After two separate requests by Public Citizen in recent months, the FEC unanimously voted to open a 60-day public comment period on the petition, which calls for rulemaking to clarify the meaning of "fraudulent representation" in federal law, making clear that campaigns that use "deliberately deceptive AI-produced content" will be penalized.
"Deepfakes pose a significant threat to democracy as we know it," said Public Citizen president Robert Weissman. "The FEC must use its authority to ban deepfakes or risk being complicit with an AI-driven wave of fraudulent misinformation and the destruction of basic norms of truth and falsity."
The FEC's unanimous decision, said Weissman, is "just a first step" toward ensuring voters will not face an onslaught of AI-generated campaign ads showing candidates in false, misleading footage and photographs.
During the 60-day comment period opening next week, he said, the public must "show the agency it must act to protect our democracy from deepfakes."
The FEC rejected Public Citizen's first petition in June, days after Republican presidential candidate Ron DeSantis' campaign circulated fake images of former President Donald Trump hugging former White House Coronavirus Task Force chief Anthony Fauci.
Trump's reelection campaign has also released audio clips featuring deepfaked voices of DeSantis—who is also the governor of Florida—and Adolf Hitler.
At the time Public Citizen said the FEC's refusal to regulate the use of deepfakes following those releases was a "shocking failure."
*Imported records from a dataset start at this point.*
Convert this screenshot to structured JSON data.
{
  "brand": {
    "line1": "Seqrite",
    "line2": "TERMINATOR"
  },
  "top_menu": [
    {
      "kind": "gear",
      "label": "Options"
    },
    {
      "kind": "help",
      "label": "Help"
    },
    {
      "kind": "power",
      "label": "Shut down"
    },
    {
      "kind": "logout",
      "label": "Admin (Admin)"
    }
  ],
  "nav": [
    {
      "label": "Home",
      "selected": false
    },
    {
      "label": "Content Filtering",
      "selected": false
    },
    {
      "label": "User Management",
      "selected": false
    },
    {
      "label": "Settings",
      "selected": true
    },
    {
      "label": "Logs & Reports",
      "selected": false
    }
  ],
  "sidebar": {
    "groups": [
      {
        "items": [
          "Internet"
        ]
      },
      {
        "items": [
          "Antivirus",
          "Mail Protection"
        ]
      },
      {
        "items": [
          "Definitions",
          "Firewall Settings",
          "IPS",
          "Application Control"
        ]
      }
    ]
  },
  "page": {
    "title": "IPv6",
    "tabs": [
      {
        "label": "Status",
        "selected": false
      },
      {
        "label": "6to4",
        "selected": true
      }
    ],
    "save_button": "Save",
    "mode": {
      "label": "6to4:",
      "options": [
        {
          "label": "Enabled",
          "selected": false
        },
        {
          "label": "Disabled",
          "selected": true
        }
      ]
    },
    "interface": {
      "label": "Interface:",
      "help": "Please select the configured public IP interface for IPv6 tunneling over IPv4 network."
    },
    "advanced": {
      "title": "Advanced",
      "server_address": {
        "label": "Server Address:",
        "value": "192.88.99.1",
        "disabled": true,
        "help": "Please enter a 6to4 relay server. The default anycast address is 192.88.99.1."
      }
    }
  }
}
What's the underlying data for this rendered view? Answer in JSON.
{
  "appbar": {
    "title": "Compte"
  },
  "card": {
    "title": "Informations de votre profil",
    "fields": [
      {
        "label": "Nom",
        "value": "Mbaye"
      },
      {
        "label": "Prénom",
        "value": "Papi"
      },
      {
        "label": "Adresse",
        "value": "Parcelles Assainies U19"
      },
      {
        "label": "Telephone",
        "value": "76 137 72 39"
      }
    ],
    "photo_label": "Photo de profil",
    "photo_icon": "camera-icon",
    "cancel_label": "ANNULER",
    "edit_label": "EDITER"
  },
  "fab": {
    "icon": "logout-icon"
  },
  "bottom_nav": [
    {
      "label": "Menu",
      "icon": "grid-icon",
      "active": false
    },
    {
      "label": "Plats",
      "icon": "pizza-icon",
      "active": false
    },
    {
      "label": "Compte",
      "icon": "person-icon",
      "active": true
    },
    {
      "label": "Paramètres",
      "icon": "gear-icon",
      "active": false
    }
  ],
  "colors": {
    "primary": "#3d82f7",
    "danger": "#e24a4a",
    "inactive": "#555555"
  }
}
Citizens for Responsibility and Ethics in Washington on Wednesday sent a letter to the FEC in support of Public Citizen's petition, noting that AI capabilities are rapidly becoming more sophisticated and that in the future, "it is possible... that even experts will have a difficult time distinguishing between real and artificially generated media."